Most people wouldn’t associate the word “play” with “trust”. At Boulder BITS we do, and here is why. Lack of trust changes human behavior completely. One of the reasons kids can play so well with others is an inherent trust they possess. As soon as that trust is lost, the play stops. If you don’t trust the other people around you, it is very hard to play openly with them. For good entrepreneurs, innovative work is play. So, lack of trust gets in the way of creating a scalable business.
At Boulder BITS we value creativity very highly. To promote creative collaboration, we encourage entrepreneurial play. This is why we’re building the concept of a “PlaySpace” into Boulder BITS. It’s a way to quickly gauge trust and quality of team play. In short, we put some awesome entrepreneurs into a room for a day – our PlaySpace – and pepper them with fun tasks, mentors and challenges related to a single project. At the end, they are responsible for pitching a brand new company in front of an audience. We then ask each team member if they want to continue working with each other, working on the project and working with Boulder BITS. If the answer is no to any of the above, only a day was wasted. If the answer is yes, we may proceed with collaborative play on the project.
Types of Trust
Trust comes in many forms. For entrepreneurs, I focus on the following three types of trust:
Proficiency: Can we trust that you have the skills to do your job? Not being able to trust your partner’s skill level will kill your startup.
Reliability: Can we trust that you will do what you promise? If not, we’ll be forced to look over your shoulder constantly, which will kill your startup.
Teamwork: Can we trust that our communication and collaboration styles will mesh? If we can’t communicate, we can’t trust each other. If we can’t collaborate, we don’t belong on the same team.
Filtering for Trust
Filtering through thousands of possible candidates to find three outstanding entrepreneurs that are right for a single project is a ridiculous process.
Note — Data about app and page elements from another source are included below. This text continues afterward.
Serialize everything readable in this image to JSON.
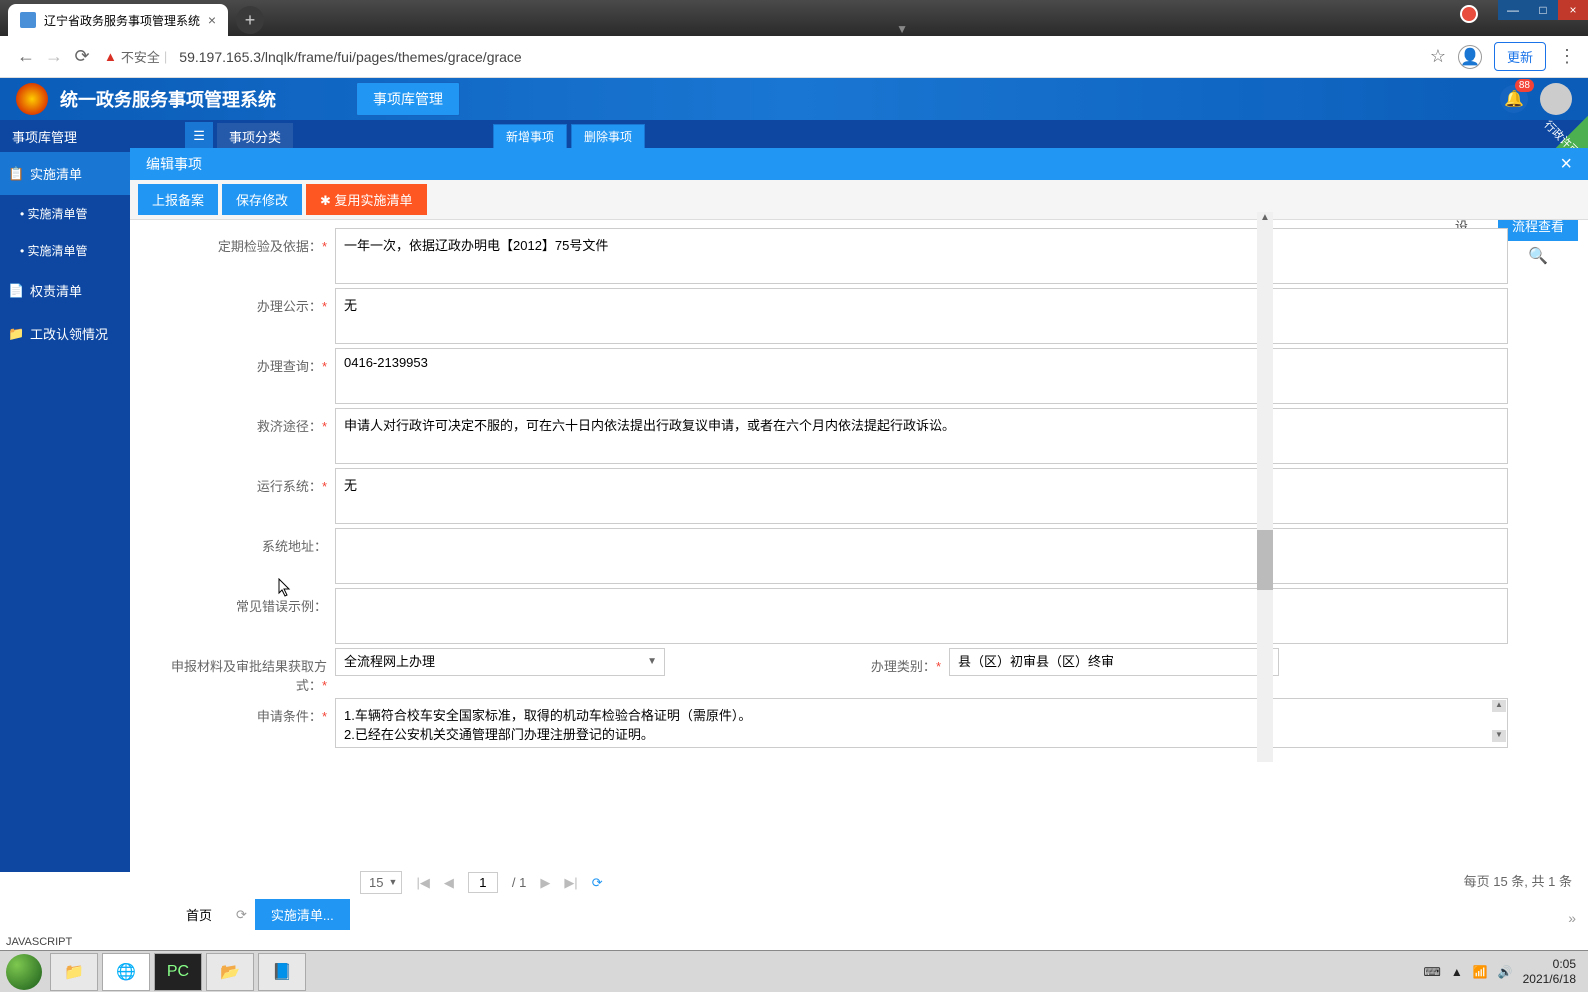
{
  "browser": {
    "tab_title": "辽宁省政务服务事项管理系统",
    "insecure_label": "不安全",
    "url": "59.197.165.3/lnqlk/frame/fui/pages/themes/grace/grace",
    "update_label": "更新"
  },
  "header": {
    "app_title": "统一政务服务事项管理系统",
    "main_btn": "事项库管理",
    "notif_count": "88"
  },
  "secondary": {
    "breadcrumb": "事项库管理",
    "tab1": "事项分类",
    "new_btn": "新增事项",
    "del_btn": "删除事项"
  },
  "sidebar": {
    "items": [
      {
        "label": "实施清单"
      },
      {
        "label": "实施清单管"
      },
      {
        "label": "实施清单管"
      },
      {
        "label": "权责清单"
      },
      {
        "label": "工改认领情况"
      }
    ]
  },
  "modal": {
    "title": "编辑事项",
    "toolbar": {
      "submit": "上报备案",
      "save": "保存修改",
      "reuse": "✱ 复用实施清单"
    }
  },
  "form": {
    "fields": {
      "periodic_check": {
        "label": "定期检验及依据：",
        "value": "一年一次，依据辽政办明电【2012】75号文件"
      },
      "publicity": {
        "label": "办理公示：",
        "value": "无"
      },
      "inquiry": {
        "label": "办理查询：",
        "value": "0416-2139953"
      },
      "remedy": {
        "label": "救济途径：",
        "value": "申请人对行政许可决定不服的，可在六十日内依法提出行政复议申请，或者在六个月内依法提起行政诉讼。"
      },
      "system": {
        "label": "运行系统：",
        "value": "无"
      },
      "sys_addr": {
        "label": "系统地址：",
        "value": ""
      },
      "error_example": {
        "label": "常见错误示例：",
        "value": ""
      },
      "apply_method": {
        "label": "申报材料及审批结果获取方式：",
        "value": "全流程网上办理"
      },
      "handle_type": {
        "label": "办理类别：",
        "value": "县（区）初审县（区）终审"
      },
      "apply_condition": {
        "label": "申请条件：",
        "value": "1.车辆符合校车安全国家标准，取得的机动车检验合格证明（需原件）。\n2.已经在公安机关交通管理部门办理注册登记的证明。"
      }
    }
  },
  "right": {
    "search": "搜索",
    "col1": "设",
    "flow": "流程查看"
  },
  "pagination": {
    "page_size": "15",
    "current": "1",
    "total_pages": "/ 1",
    "info": "每页 15 条, 共 1 条"
  },
  "bottom_tabs": {
    "home": "首页",
    "active": "实施清单..."
  },
  "taskbar": {
    "time": "0:05",
    "date": "2021/6/18"
  },
  "status": "JAVASCRIPT"
}
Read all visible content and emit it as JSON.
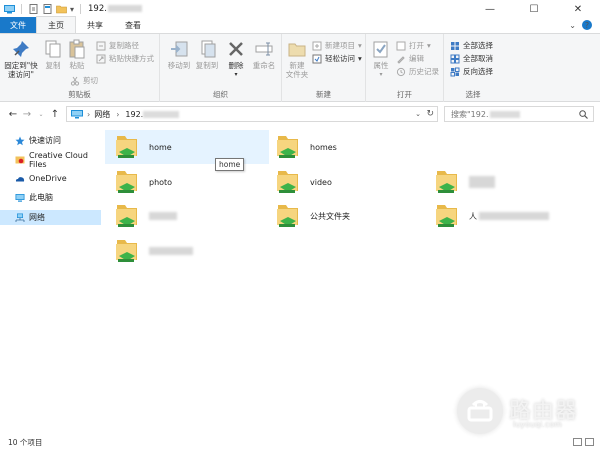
{
  "titlebar": {
    "title": "192.",
    "controls": {
      "minimize": "—",
      "maximize": "☐",
      "close": "✕"
    }
  },
  "tabs": [
    {
      "label": "文件"
    },
    {
      "label": "主页"
    },
    {
      "label": "共享"
    },
    {
      "label": "查看"
    }
  ],
  "ribbon": {
    "clipboard": {
      "label": "剪贴板",
      "pin": "固定到\"快\n速访问\"",
      "copy": "复制",
      "paste": "粘贴",
      "copy_path": "复制路径",
      "paste_shortcut": "粘贴快捷方式",
      "cut": "剪切"
    },
    "organize": {
      "label": "组织",
      "move_to": "移动到",
      "copy_to": "复制到",
      "delete": "删除",
      "rename": "重命名"
    },
    "new": {
      "label": "新建",
      "new_folder": "新建\n文件夹",
      "new_item": "新建项目",
      "easy_access": "轻松访问"
    },
    "open": {
      "label": "打开",
      "properties": "属性",
      "open": "打开",
      "edit": "编辑",
      "history": "历史记录"
    },
    "select": {
      "label": "选择",
      "select_all": "全部选择",
      "select_none": "全部取消",
      "invert": "反向选择"
    }
  },
  "address": {
    "root": "网络",
    "host": "192.",
    "search_placeholder": "搜索\"192."
  },
  "navpane": [
    {
      "label": "快速访问",
      "icon": "star-icon"
    },
    {
      "label": "Creative Cloud Files",
      "icon": "creative-cloud-icon"
    },
    {
      "label": "OneDrive",
      "icon": "onedrive-icon"
    },
    {
      "label": "此电脑",
      "icon": "pc-icon"
    },
    {
      "label": "网络",
      "icon": "network-icon",
      "selected": true
    }
  ],
  "items": [
    {
      "label": "home",
      "hover": true
    },
    {
      "label": "homes"
    },
    {
      "label": ""
    },
    {
      "label": "photo"
    },
    {
      "label": "video"
    },
    {
      "label": "",
      "blurred": true
    },
    {
      "label": "",
      "blurred": true
    },
    {
      "label": "公共文件夹"
    },
    {
      "label": "人",
      "blurred": true
    },
    {
      "label": "",
      "blurred": true
    }
  ],
  "tooltip": "home",
  "status": {
    "count": "10 个项目"
  },
  "watermark": {
    "brand": "路由器",
    "url": "luyouqi.com"
  },
  "colors": {
    "accent": "#1979ca",
    "selected": "#cce8ff",
    "hover": "#e5f3ff",
    "folder": "#f2c25b",
    "share_green": "#3db34a"
  }
}
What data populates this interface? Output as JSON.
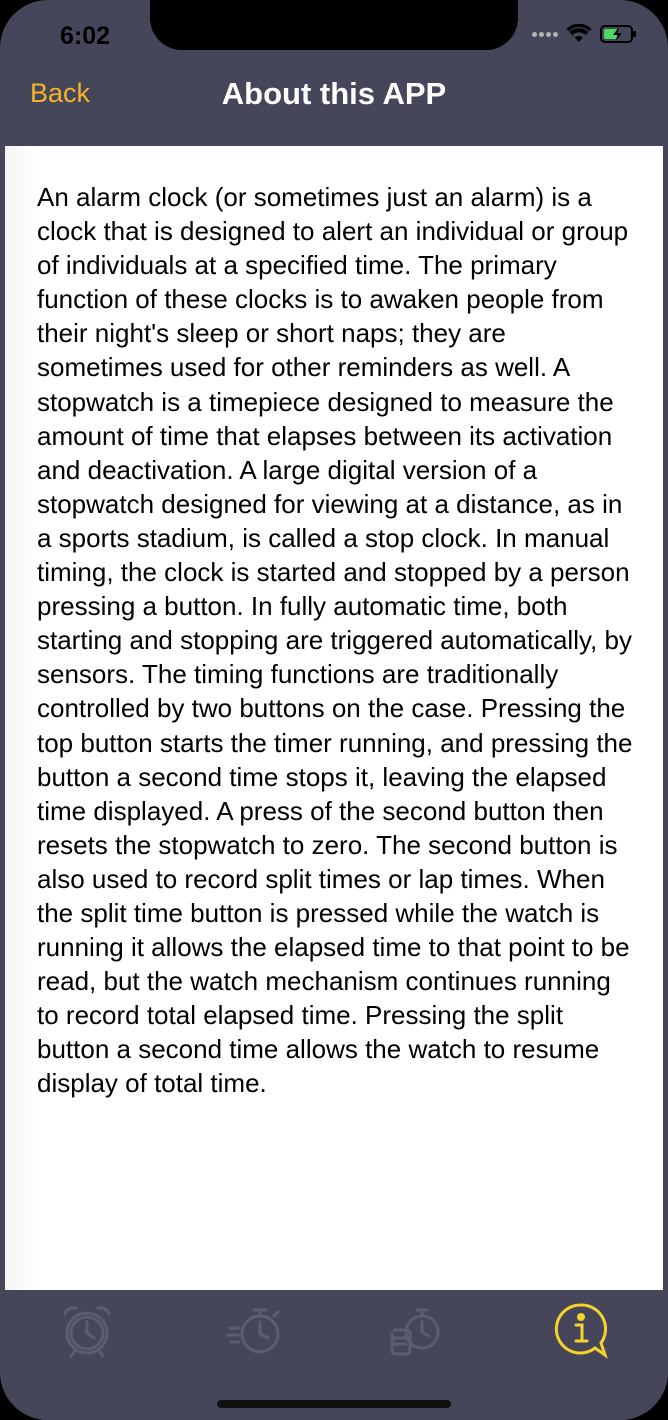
{
  "status_bar": {
    "time": "6:02"
  },
  "nav": {
    "back_label": "Back",
    "title": "About this APP"
  },
  "content": {
    "text": "An alarm clock (or sometimes just an alarm) is a clock that is designed to alert an individual or group of individuals at a specified time. The primary function of these clocks is to awaken people from their night's sleep or short naps; they are sometimes used for other reminders as well. A stopwatch is a timepiece designed to measure the amount of time that elapses between its activation and deactivation. A large digital version of a stopwatch designed for viewing at a distance, as in a sports stadium, is called a stop clock. In manual timing, the clock is started and stopped by a person pressing a button. In fully automatic time, both starting and stopping are triggered automatically, by sensors. The timing functions are traditionally controlled by two buttons on the case. Pressing the top button starts the timer running, and pressing the button a second time stops it, leaving the elapsed time displayed. A press of the second button then resets the stopwatch to zero. The second button is also used to record split times or lap times. When the split time button is pressed while the watch is running it allows the elapsed time to that point to be read, but the watch mechanism continues running to record total elapsed time. Pressing the split button a second time allows the watch to resume display of total time."
  },
  "tabbar": {
    "tabs": [
      {
        "icon": "alarm-clock-icon",
        "selected": false
      },
      {
        "icon": "stopwatch-icon",
        "selected": false
      },
      {
        "icon": "hand-stopwatch-icon",
        "selected": false
      },
      {
        "icon": "info-icon",
        "selected": true
      }
    ]
  },
  "colors": {
    "accent": "#f5b32a",
    "bar_background": "#45465a",
    "tab_inactive": "#5c5e70",
    "tab_active": "#f5d32a"
  }
}
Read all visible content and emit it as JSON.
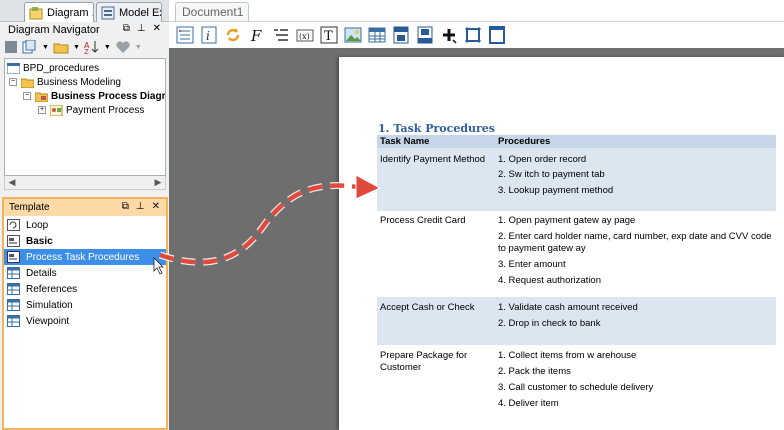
{
  "left_tabs": [
    {
      "label": "Diagram ...",
      "icon": "diagram-icon",
      "active": true
    },
    {
      "label": "Model Ex...",
      "icon": "model-explorer-icon",
      "active": false
    }
  ],
  "navigator": {
    "title": "Diagram Navigator",
    "controls": [
      "⧉",
      "⊥",
      "✕"
    ],
    "tree": [
      {
        "label": "BPD_procedures",
        "icon": "project-icon",
        "expander": "",
        "bold": false
      },
      {
        "label": "Business Modeling",
        "icon": "folder-icon",
        "expander": "−",
        "bold": false
      },
      {
        "label": "Business Process Diagram",
        "icon": "folder-icon",
        "expander": "−",
        "bold": true
      },
      {
        "label": "Payment Process",
        "icon": "bpd-diagram-icon",
        "expander": "+",
        "bold": false
      }
    ]
  },
  "template_panel": {
    "title": "Template",
    "controls": [
      "⧉",
      "⊥",
      "✕"
    ],
    "items": [
      {
        "label": "Loop",
        "icon": "loop-icon",
        "bold": false,
        "selected": false
      },
      {
        "label": "Basic",
        "icon": "basic-icon",
        "bold": true,
        "selected": false
      },
      {
        "label": "Process Task Procedures",
        "icon": "template-icon",
        "bold": false,
        "selected": true
      },
      {
        "label": "Details",
        "icon": "table-icon",
        "bold": false,
        "selected": false
      },
      {
        "label": "References",
        "icon": "table-icon",
        "bold": false,
        "selected": false
      },
      {
        "label": "Simulation",
        "icon": "table-icon",
        "bold": false,
        "selected": false
      },
      {
        "label": "Viewpoint",
        "icon": "table-icon",
        "bold": false,
        "selected": false
      }
    ]
  },
  "document_tab": "Document1",
  "toolbar_icons": [
    "table-of-contents-icon",
    "info-icon",
    "refresh-icon",
    "font-icon",
    "list-icon",
    "formula-icon",
    "text-icon",
    "image-icon",
    "table-icon",
    "page-header-icon",
    "page-footer-icon",
    "add-icon",
    "page-border-icon",
    "page-icon"
  ],
  "document": {
    "heading": "1. Task Procedures",
    "columns": [
      "Task Name",
      "Procedures"
    ],
    "rows": [
      {
        "task": "Identify Payment Method",
        "steps": [
          "1. Open order record",
          "2. Sw itch to payment tab",
          "3. Lookup payment method"
        ]
      },
      {
        "task": "Process Credit Card",
        "steps": [
          "1. Open payment gatew ay page",
          "2. Enter card holder name, card number, exp date and CVV code to payment gatew ay",
          "3. Enter amount",
          "4. Request authorization"
        ]
      },
      {
        "task": "Accept Cash or Check",
        "steps": [
          "1. Validate cash amount received",
          "2. Drop in check to bank"
        ]
      },
      {
        "task": "Prepare Package for Customer",
        "steps": [
          "1. Collect items from w arehouse",
          "2. Pack the items",
          "3. Call customer to schedule delivery",
          "4. Deliver item"
        ]
      }
    ]
  },
  "colors": {
    "selection": "#3c8ee8",
    "template_border": "#f3b35b",
    "table_header": "#c6d6e8",
    "table_shade": "#dce6f1",
    "heading": "#2e5fa0",
    "arrow": "#e04a3c"
  }
}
That is why we only take on people that come with ridiculously strong recommendations from awesome entrepreneurs. We ask experienced founders to only recommend other experienced founders who they’d jump at the opportunity to work with. If they wouldn’t “jump at the opportunity,” they shouldn’t make the recommendation. This process filters for proficiency and reliability. Because of the filtering process, our entrepreneurs are self-aware, find value in sharing truth and trust that the other team members are competent and dependable. This shortens the time for building trust among the team.
Filter for Passion
Passion helps people push through hard times. At some point, every entrepreneur has that horrible, gut-wrenching day that makes them want to throw in the towel. Passion for their job helps them push through to success. So, we only assign entrepreneurs to a project when they are Passionate with a capital P. In the right collaborative environment, the team’s passion keeps building. However, if the team doesn’t trust in the project’s future, the passion will fail. This is why Boulder BITS hammers on problem-solution validation even before forming the team. We spend lots of time identifying and vetting the most scalable projects. As a result, our entrepreneurs trust us to fan the flames of their passions, when we put them on a team.
The Right Foot
Many people think that planning and pitching a new startup in a grueling day of learning, refining, planning, arguing and executing sounds like hell, not play. It’s a very challenging day that tires everyone out. The cool thing is that fun can be tiring, challenging or even painful sometimes. I’m always exhausted after a day of skiing. Steve Juntunen, our CEO for CubSpot, enjoys boxing despite an occasional rib cracking. Thousands of people go through hackathons, Startup Weekends, and startup forming projects like 10.10.10 every year. If people have a good time despite the challenges, you know they have the startup mindset. Every day in an early-stage startup has its challenges. Every member of the team must constantly learn, refine, plan, argue and execute, so we might was well make it playful.
The Playful Experiment
We’re still pretty early on in our experimentation with the PlaySpace concept. We have great feedback and we’re adjusting the process as we go. I can’t wait until the next one. We are honored that our entrepreneurs trust us enough to play and learn together. It’s so cool that our mentors want to participate again. So far we’re overjoyed with the outcome. But only time will tell if we can repeatedly play startups into existence in a day…
- Transparency By being more open and admitting mistakes and sharing difficult news, you become more connected to the people you’re working with. (Firstround.com)
- Be confident: The values-based entrepreneur recognizes the importance of having true self-confidence — knowing what you know and what you don’t know. True self-confidence allows you to recognize the uniqueness of your proposition so that you can sell it with confidence and authenticity to customers (Harry M. Jansen Kramer)
- Trust and Creativity- Fear of making a mistake is the biggest killer of creativity. How can you do something that has never been done without sounding silly when you first describe it? You need to have the confidence to be able to explore any idea, no matter how crazy, because that is where the creative solutions will come from. You need to be open to all possibilities without fear of judgement. (Adrian Hanft)
Author: Jesse Lawrence
Founder and CEO of Boulder Bits. Sci-fi lover, game theory strategist, and idea generator.